Citation: Cisneros-Franco JM, Voss P, Kang MS, Thomas ME, Côté J, Ross K, Gaudreau P, Rudko DA, Rosa-Neto P and de-Villers-Sidani É (2020) PET Imaging of Perceptual Learning-Induced Changes in the Aged Rodent Cholinergic System. Front. Neurosci. 13:1438. doi: 10.3389/fnins.2019.01438
Received: 31 July 2019; Accepted: 20 December 2019;
Published: 21 January 2020.
Edited by:Manuel S. Malmierca, University of Salamanca, Spain
Reviewed by:Peter Brust, Helmholtz-Zentrum Dresden-Rossendorf (HZ), Germany
Maxime Parent, Institut National d’Excellence en Santé et en Services Sociaux (INESSS), Canada
Copyright © 2020 Cisneros-Franco, Voss, Kang, Thomas, Côté, Ross, Gaudreau, Rudko, Rosa-Neto and de-Villers-Sidani. This is an open-access article distributed under the terms of the Creative Commons Attribution License (CC BY). The use, distribution or reproduction in other forums is permitted, provided the original author(s) and the copyright owner(s) are credited and that the original publication in this journal is cited, in accordance with accepted academic practice.
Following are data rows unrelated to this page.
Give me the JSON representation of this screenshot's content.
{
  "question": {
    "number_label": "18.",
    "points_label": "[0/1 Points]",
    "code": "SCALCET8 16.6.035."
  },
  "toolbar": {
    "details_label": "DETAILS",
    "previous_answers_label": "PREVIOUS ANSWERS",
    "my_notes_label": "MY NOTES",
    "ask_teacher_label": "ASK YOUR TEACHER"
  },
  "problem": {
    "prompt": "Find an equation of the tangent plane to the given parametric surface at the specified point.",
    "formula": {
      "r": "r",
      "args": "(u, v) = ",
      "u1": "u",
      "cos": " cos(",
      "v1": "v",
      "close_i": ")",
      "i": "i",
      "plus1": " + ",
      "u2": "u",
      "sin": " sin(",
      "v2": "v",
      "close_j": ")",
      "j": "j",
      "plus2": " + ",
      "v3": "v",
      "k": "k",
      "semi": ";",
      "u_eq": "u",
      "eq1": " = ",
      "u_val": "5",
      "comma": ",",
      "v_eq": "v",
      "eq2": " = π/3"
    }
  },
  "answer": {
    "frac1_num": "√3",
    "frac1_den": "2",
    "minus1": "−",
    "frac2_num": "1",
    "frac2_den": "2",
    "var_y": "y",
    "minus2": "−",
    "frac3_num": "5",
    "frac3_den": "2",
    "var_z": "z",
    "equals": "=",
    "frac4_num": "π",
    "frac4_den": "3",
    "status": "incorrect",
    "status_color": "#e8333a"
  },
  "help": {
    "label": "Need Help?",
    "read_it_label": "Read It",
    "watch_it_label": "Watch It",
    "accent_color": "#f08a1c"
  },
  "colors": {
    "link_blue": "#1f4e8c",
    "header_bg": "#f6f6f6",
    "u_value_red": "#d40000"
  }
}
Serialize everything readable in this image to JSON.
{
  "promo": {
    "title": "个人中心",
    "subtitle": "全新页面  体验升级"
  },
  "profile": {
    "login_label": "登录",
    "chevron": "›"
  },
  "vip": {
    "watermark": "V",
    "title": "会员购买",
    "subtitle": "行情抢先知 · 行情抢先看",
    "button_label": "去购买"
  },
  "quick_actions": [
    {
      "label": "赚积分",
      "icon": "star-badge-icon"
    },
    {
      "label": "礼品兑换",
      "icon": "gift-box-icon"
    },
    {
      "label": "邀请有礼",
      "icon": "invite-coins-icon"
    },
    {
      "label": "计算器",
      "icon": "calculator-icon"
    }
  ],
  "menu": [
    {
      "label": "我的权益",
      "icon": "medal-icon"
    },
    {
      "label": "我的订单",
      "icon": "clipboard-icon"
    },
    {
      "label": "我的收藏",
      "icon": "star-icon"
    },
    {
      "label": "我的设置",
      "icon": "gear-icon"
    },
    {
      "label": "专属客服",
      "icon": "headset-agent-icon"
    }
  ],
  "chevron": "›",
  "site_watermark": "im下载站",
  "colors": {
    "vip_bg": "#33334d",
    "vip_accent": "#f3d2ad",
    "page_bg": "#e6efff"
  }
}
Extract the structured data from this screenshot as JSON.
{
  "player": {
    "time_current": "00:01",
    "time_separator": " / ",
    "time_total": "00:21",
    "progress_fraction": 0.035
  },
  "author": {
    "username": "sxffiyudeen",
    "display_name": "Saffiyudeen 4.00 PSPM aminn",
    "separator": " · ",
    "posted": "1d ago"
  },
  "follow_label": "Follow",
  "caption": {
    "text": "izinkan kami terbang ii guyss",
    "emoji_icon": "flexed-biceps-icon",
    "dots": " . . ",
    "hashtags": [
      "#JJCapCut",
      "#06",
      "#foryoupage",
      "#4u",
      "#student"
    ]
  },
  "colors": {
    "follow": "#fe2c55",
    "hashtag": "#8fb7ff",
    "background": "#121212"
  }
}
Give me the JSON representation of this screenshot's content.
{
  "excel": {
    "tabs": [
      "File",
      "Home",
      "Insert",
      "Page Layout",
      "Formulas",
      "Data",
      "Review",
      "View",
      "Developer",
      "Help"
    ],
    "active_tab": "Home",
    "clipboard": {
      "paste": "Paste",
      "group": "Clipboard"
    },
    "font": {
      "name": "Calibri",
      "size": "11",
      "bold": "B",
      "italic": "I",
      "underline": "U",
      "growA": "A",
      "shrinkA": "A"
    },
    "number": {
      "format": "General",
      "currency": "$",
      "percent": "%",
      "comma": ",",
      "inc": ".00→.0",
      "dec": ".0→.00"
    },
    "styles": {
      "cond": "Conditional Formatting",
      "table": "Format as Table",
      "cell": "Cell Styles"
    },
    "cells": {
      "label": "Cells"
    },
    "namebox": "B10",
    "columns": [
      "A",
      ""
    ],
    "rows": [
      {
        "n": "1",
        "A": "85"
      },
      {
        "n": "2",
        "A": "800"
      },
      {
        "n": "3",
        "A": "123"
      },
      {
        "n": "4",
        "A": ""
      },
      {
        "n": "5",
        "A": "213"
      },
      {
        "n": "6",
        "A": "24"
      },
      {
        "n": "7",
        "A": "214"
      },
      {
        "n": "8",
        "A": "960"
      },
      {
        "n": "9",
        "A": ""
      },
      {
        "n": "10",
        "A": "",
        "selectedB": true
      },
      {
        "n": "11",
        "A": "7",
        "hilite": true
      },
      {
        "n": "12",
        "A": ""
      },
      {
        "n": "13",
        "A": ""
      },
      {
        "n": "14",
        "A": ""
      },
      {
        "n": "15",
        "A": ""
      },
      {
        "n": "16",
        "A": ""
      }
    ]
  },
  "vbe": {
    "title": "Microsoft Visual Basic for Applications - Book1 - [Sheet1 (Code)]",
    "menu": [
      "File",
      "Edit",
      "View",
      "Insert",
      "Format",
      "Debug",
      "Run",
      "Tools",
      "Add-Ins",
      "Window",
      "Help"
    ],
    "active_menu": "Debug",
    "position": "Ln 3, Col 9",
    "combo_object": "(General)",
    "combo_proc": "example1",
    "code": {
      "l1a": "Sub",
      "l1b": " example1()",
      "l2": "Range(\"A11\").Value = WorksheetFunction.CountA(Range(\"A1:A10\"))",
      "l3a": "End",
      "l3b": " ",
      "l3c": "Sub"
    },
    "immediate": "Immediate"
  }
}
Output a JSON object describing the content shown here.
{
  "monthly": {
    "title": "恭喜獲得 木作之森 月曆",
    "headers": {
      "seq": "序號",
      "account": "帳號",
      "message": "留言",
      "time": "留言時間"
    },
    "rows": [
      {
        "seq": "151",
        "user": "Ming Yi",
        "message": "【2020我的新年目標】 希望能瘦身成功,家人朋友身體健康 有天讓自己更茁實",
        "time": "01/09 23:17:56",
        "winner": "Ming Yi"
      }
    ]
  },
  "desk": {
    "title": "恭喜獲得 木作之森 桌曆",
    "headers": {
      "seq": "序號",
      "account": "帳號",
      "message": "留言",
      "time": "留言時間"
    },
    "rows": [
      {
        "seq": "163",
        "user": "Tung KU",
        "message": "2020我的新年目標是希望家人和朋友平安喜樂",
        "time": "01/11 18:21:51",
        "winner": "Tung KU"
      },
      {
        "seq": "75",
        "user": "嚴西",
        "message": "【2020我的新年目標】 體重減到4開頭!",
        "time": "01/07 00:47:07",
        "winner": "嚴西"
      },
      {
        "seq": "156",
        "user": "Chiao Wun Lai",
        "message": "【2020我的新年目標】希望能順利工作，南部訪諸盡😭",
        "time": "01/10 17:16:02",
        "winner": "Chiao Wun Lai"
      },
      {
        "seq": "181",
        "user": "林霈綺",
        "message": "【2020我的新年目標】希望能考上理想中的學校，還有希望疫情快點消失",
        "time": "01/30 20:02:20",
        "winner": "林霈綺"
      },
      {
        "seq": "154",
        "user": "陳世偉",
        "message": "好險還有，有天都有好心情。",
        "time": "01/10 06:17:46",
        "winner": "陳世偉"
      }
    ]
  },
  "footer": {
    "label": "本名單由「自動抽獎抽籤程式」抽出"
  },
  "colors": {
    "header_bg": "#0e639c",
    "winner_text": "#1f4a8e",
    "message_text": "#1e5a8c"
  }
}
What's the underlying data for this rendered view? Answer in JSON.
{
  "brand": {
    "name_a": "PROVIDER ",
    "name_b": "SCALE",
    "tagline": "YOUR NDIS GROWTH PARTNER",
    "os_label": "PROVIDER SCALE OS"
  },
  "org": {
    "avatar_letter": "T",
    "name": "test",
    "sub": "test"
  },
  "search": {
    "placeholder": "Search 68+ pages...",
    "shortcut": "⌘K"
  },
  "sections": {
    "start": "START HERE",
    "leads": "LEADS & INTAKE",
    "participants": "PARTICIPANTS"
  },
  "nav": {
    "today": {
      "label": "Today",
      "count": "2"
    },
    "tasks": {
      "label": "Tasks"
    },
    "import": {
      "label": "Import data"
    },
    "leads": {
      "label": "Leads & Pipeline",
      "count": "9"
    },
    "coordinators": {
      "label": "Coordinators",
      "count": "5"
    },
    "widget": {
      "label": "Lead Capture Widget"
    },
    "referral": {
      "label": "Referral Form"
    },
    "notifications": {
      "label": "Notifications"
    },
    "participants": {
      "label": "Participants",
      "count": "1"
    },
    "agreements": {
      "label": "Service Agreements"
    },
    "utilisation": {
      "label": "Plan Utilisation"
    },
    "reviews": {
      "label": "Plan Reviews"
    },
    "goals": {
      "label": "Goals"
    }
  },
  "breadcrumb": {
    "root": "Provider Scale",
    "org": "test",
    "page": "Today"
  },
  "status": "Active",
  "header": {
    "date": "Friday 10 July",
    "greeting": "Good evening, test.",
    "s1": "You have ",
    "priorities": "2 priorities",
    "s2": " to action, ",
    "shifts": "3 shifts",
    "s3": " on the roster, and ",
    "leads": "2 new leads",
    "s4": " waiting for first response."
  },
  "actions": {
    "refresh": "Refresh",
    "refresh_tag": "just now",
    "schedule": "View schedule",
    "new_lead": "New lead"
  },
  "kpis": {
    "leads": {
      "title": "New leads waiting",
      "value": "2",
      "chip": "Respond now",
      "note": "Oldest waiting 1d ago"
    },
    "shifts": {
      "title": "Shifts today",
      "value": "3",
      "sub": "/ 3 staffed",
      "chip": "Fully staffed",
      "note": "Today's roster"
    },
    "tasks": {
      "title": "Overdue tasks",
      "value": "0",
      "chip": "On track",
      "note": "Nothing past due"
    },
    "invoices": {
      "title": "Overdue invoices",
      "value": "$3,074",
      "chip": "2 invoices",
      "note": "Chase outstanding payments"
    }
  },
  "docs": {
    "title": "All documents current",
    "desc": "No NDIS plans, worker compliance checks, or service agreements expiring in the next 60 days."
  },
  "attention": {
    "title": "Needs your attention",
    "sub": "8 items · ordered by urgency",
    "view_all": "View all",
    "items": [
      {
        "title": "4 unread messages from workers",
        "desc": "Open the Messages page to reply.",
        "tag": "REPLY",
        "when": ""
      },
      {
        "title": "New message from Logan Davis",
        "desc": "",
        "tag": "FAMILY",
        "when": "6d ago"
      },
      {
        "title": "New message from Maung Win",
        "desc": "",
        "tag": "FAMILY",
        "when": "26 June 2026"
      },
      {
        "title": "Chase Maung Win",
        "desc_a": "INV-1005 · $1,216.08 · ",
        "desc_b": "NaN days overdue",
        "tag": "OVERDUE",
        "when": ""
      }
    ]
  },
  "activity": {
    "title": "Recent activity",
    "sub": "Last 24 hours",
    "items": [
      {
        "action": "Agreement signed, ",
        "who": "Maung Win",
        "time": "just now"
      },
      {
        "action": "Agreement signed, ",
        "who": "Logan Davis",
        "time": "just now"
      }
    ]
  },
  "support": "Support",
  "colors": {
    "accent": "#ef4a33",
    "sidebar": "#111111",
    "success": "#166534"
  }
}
No use, distribution or reproduction is permitted which does not comply with these terms.